# [WHAT YOU HAVE TO DO]
Within the records that follow, count the lines containing the string "icon". Reply only with the count.

# [DATASET RECORDS]
........

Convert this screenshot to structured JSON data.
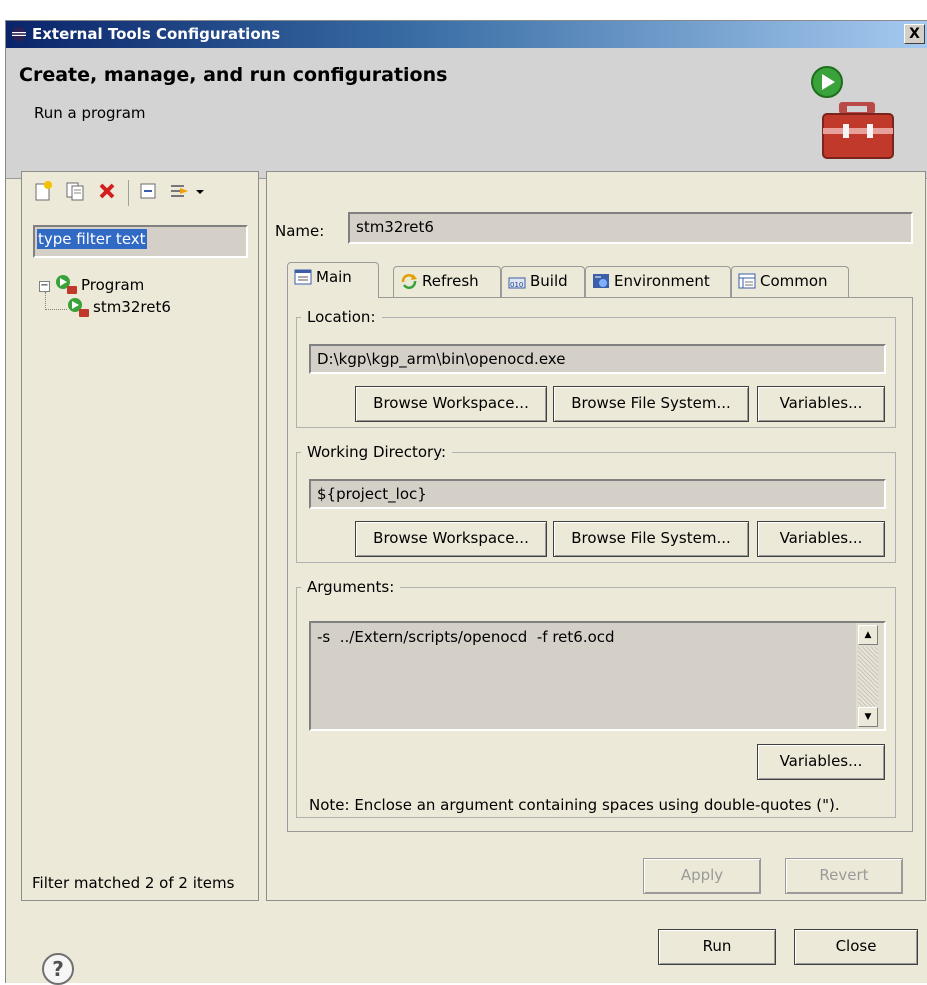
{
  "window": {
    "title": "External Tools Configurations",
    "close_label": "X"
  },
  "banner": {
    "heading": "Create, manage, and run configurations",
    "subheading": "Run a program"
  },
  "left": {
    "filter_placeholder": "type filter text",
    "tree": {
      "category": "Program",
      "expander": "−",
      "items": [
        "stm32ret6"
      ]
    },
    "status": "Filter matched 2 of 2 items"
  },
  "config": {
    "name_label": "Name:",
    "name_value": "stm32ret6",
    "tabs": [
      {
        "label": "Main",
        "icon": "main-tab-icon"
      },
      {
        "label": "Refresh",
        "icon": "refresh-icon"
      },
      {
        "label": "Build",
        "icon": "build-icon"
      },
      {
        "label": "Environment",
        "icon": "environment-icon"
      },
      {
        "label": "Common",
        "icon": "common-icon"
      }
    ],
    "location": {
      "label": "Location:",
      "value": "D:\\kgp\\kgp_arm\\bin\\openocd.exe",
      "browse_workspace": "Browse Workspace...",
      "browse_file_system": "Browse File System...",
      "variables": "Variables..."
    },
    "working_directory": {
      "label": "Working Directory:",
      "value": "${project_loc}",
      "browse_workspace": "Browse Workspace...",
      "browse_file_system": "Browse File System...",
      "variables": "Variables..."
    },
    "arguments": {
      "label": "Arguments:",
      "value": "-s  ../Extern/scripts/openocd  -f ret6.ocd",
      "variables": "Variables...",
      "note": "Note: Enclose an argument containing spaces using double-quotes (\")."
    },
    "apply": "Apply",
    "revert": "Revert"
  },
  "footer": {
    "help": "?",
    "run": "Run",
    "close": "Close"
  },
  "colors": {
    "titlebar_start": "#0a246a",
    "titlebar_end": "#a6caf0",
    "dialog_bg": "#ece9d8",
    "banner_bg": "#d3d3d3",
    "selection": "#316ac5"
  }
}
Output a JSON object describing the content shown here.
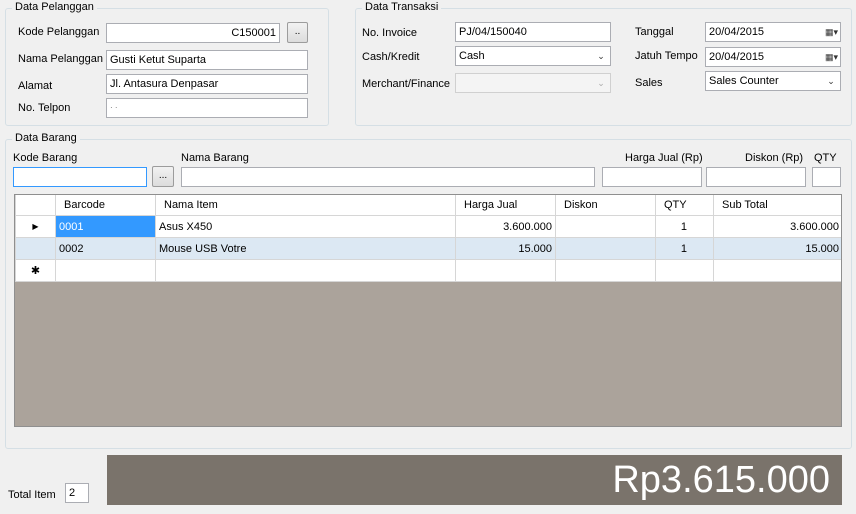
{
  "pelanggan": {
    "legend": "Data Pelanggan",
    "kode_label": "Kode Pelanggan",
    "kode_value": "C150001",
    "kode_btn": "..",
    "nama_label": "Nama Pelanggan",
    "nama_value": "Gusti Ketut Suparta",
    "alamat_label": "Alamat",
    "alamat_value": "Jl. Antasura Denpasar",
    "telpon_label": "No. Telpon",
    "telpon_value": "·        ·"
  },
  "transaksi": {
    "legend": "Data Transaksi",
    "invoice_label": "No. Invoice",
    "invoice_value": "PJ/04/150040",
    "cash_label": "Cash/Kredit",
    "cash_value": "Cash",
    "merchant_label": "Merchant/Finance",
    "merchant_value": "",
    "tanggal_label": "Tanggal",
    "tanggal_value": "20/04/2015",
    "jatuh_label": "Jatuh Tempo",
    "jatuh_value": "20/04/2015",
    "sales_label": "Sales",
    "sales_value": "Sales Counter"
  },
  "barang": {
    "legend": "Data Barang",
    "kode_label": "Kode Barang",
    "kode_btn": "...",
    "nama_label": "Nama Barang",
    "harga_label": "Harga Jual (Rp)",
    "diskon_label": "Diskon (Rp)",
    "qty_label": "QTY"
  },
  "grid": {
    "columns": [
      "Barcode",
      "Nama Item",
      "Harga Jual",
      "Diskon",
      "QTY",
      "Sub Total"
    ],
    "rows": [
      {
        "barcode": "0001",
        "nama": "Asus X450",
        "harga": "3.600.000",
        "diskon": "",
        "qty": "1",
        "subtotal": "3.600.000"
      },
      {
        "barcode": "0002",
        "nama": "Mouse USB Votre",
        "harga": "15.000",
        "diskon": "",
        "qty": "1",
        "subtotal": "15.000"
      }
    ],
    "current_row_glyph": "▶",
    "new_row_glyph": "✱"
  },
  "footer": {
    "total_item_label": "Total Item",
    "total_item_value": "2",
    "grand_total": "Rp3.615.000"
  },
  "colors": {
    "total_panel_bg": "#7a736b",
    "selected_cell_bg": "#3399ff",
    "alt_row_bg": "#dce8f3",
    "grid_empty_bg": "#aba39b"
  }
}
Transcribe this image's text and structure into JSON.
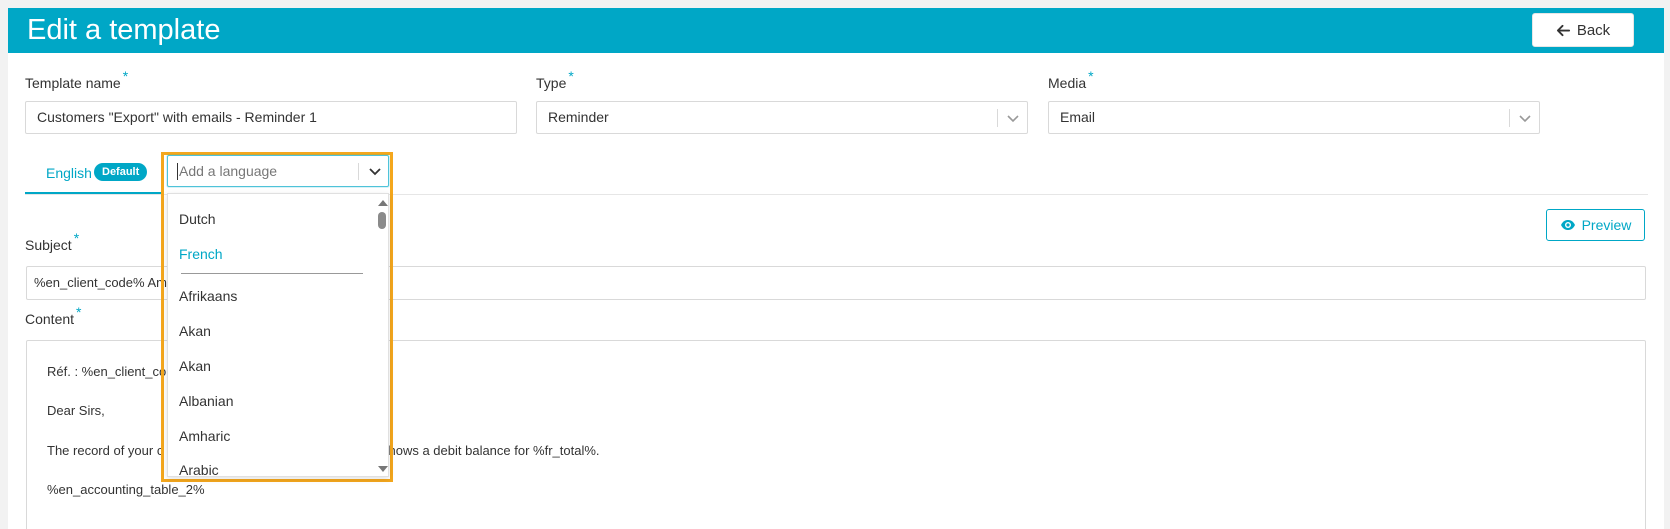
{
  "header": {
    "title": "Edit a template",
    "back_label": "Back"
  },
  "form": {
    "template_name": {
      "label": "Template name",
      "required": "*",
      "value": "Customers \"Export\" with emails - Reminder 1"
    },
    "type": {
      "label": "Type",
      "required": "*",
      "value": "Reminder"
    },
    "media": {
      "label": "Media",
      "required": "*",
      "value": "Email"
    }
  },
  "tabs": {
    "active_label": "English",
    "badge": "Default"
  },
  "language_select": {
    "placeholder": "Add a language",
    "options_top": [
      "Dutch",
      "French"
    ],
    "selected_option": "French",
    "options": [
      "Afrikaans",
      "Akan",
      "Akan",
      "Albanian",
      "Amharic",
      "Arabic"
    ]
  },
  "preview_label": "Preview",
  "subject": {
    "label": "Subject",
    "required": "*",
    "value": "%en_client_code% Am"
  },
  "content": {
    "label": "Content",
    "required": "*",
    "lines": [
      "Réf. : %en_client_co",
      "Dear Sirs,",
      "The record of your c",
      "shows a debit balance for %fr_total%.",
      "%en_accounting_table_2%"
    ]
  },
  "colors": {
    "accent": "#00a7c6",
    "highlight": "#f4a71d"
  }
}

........

# [RESPONSE]
5